Abraham McDonald Dazzles On New Single
We’re always grateful for the songs that came through the inbox here at RMP, but I was quite puzzled when “Dreams Come True,” a duet fearing Abraham McDonald and Rebecca Holden was sent to me. Turns out the song is moving up the Billboard AC charts and last month sat at #41. But who exactly are McDonald and Holden?

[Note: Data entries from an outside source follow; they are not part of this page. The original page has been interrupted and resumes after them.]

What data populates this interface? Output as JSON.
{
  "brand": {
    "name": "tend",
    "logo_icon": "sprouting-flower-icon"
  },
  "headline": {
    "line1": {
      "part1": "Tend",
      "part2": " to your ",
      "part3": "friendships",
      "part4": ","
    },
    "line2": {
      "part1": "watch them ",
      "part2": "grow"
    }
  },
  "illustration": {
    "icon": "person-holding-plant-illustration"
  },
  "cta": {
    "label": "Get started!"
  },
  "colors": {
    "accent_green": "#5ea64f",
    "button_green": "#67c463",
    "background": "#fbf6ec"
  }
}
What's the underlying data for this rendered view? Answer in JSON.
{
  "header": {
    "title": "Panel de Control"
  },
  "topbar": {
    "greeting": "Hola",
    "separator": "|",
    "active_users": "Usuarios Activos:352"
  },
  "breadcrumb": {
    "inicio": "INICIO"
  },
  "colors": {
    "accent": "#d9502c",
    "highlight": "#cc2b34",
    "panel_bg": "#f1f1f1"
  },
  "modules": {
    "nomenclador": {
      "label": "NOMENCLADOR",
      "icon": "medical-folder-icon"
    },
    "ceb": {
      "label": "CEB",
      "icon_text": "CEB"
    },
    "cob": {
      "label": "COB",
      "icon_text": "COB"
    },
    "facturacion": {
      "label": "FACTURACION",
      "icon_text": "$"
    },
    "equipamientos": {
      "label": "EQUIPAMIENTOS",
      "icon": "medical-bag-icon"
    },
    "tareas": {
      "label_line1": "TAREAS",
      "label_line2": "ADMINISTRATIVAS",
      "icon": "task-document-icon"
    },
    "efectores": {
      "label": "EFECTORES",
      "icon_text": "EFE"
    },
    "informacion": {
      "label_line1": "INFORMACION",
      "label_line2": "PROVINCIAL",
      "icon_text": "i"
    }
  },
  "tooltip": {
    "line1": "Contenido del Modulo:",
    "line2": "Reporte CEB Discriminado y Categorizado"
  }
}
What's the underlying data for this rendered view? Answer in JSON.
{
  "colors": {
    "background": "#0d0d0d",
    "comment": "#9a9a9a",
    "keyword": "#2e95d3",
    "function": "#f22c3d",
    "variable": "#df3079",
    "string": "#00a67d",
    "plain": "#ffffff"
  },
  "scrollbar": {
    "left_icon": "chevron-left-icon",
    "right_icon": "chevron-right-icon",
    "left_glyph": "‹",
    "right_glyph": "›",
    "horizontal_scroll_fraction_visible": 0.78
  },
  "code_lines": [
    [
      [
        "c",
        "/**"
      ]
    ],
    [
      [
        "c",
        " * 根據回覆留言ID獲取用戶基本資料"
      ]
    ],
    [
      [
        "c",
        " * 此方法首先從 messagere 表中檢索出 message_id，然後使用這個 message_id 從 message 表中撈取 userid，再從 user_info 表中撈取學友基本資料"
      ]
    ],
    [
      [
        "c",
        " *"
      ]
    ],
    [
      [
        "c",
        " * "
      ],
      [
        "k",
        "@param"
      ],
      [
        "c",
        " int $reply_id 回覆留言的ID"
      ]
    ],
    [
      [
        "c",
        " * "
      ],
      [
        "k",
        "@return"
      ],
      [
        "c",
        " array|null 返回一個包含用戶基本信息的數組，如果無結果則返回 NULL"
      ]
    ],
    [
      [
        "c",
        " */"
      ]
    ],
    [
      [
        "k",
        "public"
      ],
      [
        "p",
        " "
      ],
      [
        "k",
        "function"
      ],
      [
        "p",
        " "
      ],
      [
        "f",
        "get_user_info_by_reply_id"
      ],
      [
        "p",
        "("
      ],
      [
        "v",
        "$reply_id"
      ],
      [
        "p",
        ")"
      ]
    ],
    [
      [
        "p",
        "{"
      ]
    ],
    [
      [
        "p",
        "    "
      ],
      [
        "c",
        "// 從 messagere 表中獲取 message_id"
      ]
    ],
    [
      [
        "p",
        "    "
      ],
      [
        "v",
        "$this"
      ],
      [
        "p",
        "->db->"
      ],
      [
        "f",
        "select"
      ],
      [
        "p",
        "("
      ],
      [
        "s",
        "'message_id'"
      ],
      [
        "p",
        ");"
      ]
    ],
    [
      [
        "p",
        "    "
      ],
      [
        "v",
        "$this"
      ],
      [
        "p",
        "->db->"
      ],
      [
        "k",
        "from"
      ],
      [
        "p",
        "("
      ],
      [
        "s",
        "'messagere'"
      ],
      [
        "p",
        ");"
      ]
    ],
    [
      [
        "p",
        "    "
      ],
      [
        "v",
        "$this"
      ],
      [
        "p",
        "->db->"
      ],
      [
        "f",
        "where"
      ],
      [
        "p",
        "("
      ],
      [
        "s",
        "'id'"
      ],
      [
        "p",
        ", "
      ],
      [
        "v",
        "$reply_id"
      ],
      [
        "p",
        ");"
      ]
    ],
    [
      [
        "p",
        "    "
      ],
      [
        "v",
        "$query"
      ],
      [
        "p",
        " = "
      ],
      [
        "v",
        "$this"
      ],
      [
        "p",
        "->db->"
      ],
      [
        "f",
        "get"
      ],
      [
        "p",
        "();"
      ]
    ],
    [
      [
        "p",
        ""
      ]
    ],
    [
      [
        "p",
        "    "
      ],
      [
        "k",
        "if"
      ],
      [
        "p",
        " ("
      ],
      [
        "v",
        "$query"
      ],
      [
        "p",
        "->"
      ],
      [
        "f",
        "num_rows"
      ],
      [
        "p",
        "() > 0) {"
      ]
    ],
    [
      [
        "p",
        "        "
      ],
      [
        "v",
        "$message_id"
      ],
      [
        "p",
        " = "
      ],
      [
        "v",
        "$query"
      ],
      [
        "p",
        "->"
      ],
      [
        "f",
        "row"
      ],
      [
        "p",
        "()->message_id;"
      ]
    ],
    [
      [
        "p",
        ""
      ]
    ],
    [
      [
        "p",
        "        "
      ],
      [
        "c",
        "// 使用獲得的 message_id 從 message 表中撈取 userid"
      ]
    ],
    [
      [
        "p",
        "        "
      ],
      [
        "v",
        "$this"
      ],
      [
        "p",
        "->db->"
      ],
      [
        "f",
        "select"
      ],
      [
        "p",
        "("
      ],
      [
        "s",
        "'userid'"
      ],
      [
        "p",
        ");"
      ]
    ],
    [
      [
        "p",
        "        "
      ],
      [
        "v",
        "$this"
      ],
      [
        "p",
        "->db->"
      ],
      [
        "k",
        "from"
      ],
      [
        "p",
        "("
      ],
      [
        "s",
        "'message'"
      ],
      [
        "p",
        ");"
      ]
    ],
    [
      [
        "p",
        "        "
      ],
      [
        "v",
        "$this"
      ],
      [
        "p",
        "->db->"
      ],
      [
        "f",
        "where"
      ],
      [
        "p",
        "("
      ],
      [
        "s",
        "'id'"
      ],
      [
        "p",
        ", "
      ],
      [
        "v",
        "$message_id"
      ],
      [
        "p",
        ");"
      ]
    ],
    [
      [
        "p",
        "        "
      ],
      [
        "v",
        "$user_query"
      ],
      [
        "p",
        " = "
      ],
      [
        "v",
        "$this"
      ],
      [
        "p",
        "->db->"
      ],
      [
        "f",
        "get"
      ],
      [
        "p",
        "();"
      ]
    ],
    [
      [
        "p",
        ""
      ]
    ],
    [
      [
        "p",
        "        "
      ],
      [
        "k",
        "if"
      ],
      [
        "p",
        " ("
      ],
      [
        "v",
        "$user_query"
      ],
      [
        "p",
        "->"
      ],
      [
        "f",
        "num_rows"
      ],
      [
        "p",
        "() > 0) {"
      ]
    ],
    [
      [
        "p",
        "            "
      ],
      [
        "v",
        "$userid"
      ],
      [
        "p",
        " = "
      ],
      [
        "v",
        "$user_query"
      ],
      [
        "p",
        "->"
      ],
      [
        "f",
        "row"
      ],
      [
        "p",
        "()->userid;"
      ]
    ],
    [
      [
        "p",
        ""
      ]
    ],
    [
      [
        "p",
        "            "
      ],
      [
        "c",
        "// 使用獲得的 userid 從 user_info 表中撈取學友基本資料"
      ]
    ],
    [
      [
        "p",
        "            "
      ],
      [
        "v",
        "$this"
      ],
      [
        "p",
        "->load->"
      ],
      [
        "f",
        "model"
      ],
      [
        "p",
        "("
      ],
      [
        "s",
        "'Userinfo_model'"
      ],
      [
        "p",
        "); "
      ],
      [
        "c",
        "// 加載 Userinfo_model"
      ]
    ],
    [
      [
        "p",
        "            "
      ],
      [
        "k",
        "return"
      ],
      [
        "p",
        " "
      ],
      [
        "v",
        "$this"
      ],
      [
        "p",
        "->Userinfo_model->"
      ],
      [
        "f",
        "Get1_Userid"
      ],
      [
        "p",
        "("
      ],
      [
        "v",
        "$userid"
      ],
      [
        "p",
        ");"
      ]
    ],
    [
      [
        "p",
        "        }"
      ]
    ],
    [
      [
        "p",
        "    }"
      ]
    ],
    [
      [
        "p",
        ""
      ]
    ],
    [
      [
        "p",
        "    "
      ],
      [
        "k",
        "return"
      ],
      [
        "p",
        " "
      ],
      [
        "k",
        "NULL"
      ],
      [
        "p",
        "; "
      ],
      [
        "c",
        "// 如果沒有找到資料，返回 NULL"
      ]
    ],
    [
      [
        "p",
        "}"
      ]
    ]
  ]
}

A quick Google search yields that McDonald won Oprah’s Karaoke Challenge in 2010, a $250,000 cash prize and a record deal with Island Def Jam. Holden, on the other hand, was on the 80s TV show Knight Rider and charted two country singles in the late 1980s. How exactly these two came together remains to be known, but if the song proves anything it’s how immensely talented McDonald truly is. Holden is a fine singer and her parts are solid, but they don’t have the same sonic impact as that of McDonald. While an unnecessary machinated beat threatens to ruin the song, the inherent skill of McDonald keeps the song from steering off into disaster. The accompanying lyric video below perfectly captures the sentiment of the song. A belated Happy Valentines Day, ya’all.